### [WORK TASK]
Below is a listing to copy exactly; no image goes into the copy.

========================================================================

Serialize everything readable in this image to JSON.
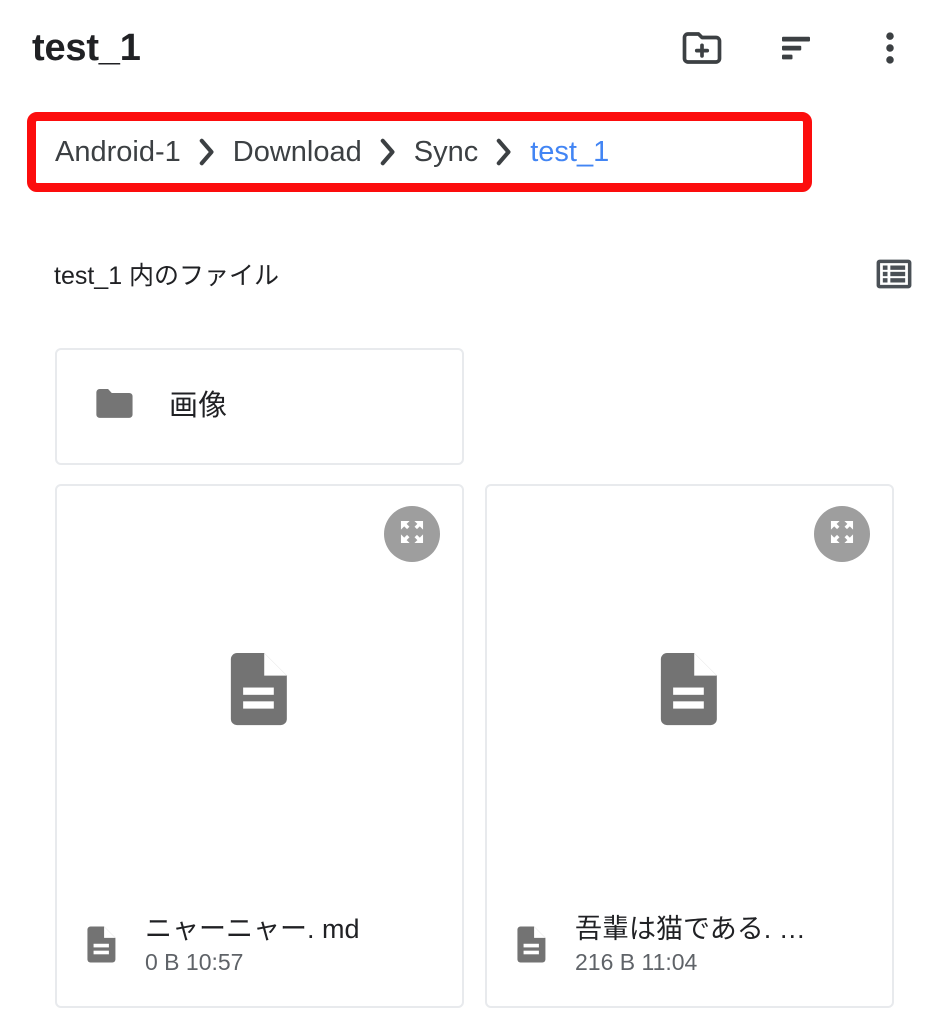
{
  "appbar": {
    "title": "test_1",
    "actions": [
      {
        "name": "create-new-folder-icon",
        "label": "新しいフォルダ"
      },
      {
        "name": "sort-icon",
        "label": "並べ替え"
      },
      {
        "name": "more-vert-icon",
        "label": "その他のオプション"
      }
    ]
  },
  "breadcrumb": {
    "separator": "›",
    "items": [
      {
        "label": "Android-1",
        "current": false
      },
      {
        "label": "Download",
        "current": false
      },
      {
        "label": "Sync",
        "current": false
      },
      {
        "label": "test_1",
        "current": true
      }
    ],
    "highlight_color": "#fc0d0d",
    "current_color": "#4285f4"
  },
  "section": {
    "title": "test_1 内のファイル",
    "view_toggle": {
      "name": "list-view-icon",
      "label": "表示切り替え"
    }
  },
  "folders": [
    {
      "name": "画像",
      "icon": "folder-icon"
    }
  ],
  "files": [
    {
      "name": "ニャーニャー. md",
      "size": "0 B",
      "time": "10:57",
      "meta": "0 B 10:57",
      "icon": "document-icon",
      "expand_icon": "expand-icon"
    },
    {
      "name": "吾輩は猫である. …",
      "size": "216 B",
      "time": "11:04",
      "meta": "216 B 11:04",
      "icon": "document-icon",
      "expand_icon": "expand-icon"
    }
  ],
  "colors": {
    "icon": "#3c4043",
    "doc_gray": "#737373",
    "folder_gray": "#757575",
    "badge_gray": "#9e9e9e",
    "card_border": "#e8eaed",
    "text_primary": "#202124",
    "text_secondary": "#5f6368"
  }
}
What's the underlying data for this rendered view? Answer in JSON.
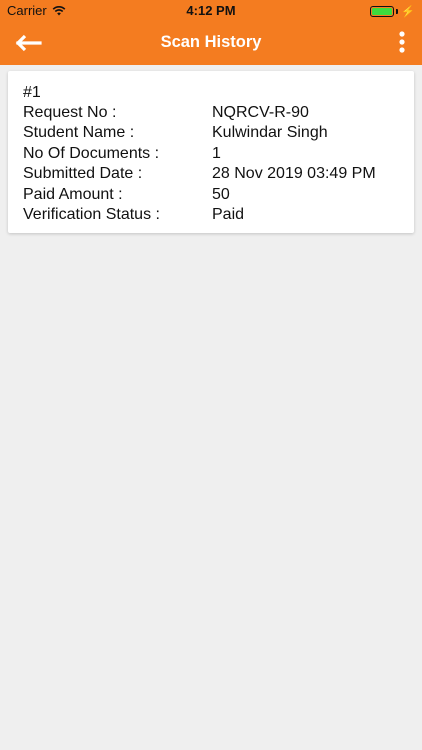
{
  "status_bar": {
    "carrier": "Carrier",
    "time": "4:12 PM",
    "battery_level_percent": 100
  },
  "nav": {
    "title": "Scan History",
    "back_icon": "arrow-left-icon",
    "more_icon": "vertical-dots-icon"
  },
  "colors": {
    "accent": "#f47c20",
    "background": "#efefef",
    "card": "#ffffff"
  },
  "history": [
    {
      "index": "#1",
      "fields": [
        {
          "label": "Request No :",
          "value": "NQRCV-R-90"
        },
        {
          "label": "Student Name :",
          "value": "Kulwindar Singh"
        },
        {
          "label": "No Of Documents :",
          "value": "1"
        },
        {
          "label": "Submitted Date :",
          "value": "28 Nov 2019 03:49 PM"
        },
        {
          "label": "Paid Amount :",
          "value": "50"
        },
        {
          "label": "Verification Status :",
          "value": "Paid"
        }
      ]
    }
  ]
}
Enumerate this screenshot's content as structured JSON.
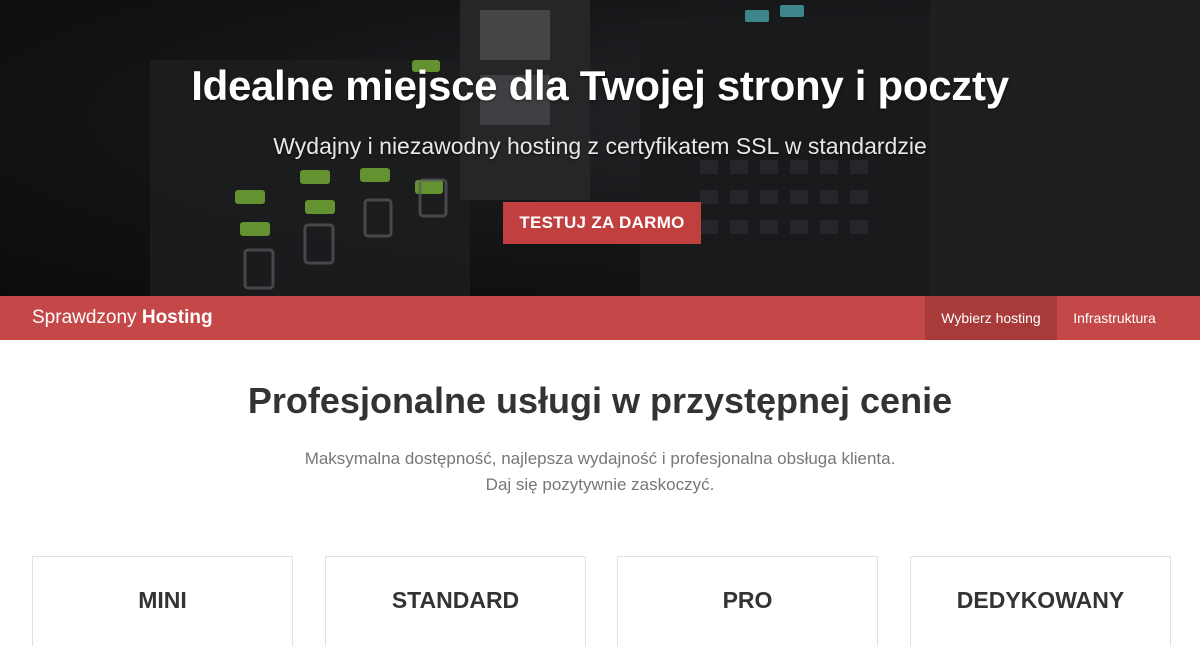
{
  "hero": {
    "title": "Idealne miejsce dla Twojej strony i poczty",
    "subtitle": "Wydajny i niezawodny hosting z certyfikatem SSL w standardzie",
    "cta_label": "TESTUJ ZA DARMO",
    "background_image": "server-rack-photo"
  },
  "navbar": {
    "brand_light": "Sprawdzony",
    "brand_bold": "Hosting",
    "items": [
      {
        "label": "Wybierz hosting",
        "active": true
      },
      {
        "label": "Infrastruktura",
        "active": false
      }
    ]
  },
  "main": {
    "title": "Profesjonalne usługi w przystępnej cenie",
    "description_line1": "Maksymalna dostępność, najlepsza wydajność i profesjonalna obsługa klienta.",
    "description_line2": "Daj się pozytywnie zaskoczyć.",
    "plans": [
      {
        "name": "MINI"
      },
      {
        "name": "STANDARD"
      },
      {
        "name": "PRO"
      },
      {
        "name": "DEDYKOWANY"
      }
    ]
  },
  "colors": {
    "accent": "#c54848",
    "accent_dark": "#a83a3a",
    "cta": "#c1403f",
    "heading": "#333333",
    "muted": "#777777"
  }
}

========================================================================

### [RESULT BELOW]
Serialize everything readable in this image to JSON.
{
  "appbar": {
    "title": "test_1",
    "actions": [
      {
        "name": "create-new-folder-icon",
        "label": "新しいフォルダ"
      },
      {
        "name": "sort-icon",
        "label": "並べ替え"
      },
      {
        "name": "more-vert-icon",
        "label": "その他のオプション"
      }
    ]
  },
  "breadcrumb": {
    "separator": "›",
    "items": [
      {
        "label": "Android-1",
        "current": false
      },
      {
        "label": "Download",
        "current": false
      },
      {
        "label": "Sync",
        "current": false
      },
      {
        "label": "test_1",
        "current": true
      }
    ],
    "highlight_color": "#fc0d0d",
    "current_color": "#4285f4"
  },
  "section": {
    "title": "test_1 内のファイル",
    "view_toggle": {
      "name": "list-view-icon",
      "label": "表示切り替え"
    }
  },
  "folders": [
    {
      "name": "画像",
      "icon": "folder-icon"
    }
  ],
  "files": [
    {
      "name": "ニャーニャー. md",
      "size": "0 B",
      "time": "10:57",
      "meta": "0 B 10:57",
      "icon": "document-icon",
      "expand_icon": "expand-icon"
    },
    {
      "name": "吾輩は猫である. …",
      "size": "216 B",
      "time": "11:04",
      "meta": "216 B 11:04",
      "icon": "document-icon",
      "expand_icon": "expand-icon"
    }
  ],
  "colors": {
    "icon": "#3c4043",
    "doc_gray": "#737373",
    "folder_gray": "#757575",
    "badge_gray": "#9e9e9e",
    "card_border": "#e8eaed",
    "text_primary": "#202124",
    "text_secondary": "#5f6368"
  }
}
What's the underlying data for this rendered view? Answer in JSON.
{
  "status_bar": {
    "carrier": "Carrier",
    "time": "4:12 PM",
    "battery_level_percent": 100
  },
  "nav": {
    "title": "Scan History",
    "back_icon": "arrow-left-icon",
    "more_icon": "vertical-dots-icon"
  },
  "colors": {
    "accent": "#f47c20",
    "background": "#efefef",
    "card": "#ffffff"
  },
  "history": [
    {
      "index": "#1",
      "fields": [
        {
          "label": "Request No :",
          "value": "NQRCV-R-90"
        },
        {
          "label": "Student Name :",
          "value": "Kulwindar Singh"
        },
        {
          "label": "No Of Documents :",
          "value": "1"
        },
        {
          "label": "Submitted Date :",
          "value": "28 Nov 2019 03:49 PM"
        },
        {
          "label": "Paid Amount :",
          "value": "50"
        },
        {
          "label": "Verification Status :",
          "value": "Paid"
        }
      ]
    }
  ]
}
Enumerate this screenshot's content as structured JSON.
{
  "hero": {
    "title": "Idealne miejsce dla Twojej strony i poczty",
    "subtitle": "Wydajny i niezawodny hosting z certyfikatem SSL w standardzie",
    "cta_label": "TESTUJ ZA DARMO",
    "background_image": "server-rack-photo"
  },
  "navbar": {
    "brand_light": "Sprawdzony",
    "brand_bold": "Hosting",
    "items": [
      {
        "label": "Wybierz hosting",
        "active": true
      },
      {
        "label": "Infrastruktura",
        "active": false
      }
    ]
  },
  "main": {
    "title": "Profesjonalne usługi w przystępnej cenie",
    "description_line1": "Maksymalna dostępność, najlepsza wydajność i profesjonalna obsługa klienta.",
    "description_line2": "Daj się pozytywnie zaskoczyć.",
    "plans": [
      {
        "name": "MINI"
      },
      {
        "name": "STANDARD"
      },
      {
        "name": "PRO"
      },
      {
        "name": "DEDYKOWANY"
      }
    ]
  },
  "colors": {
    "accent": "#c54848",
    "accent_dark": "#a83a3a",
    "cta": "#c1403f",
    "heading": "#333333",
    "muted": "#777777"
  }
}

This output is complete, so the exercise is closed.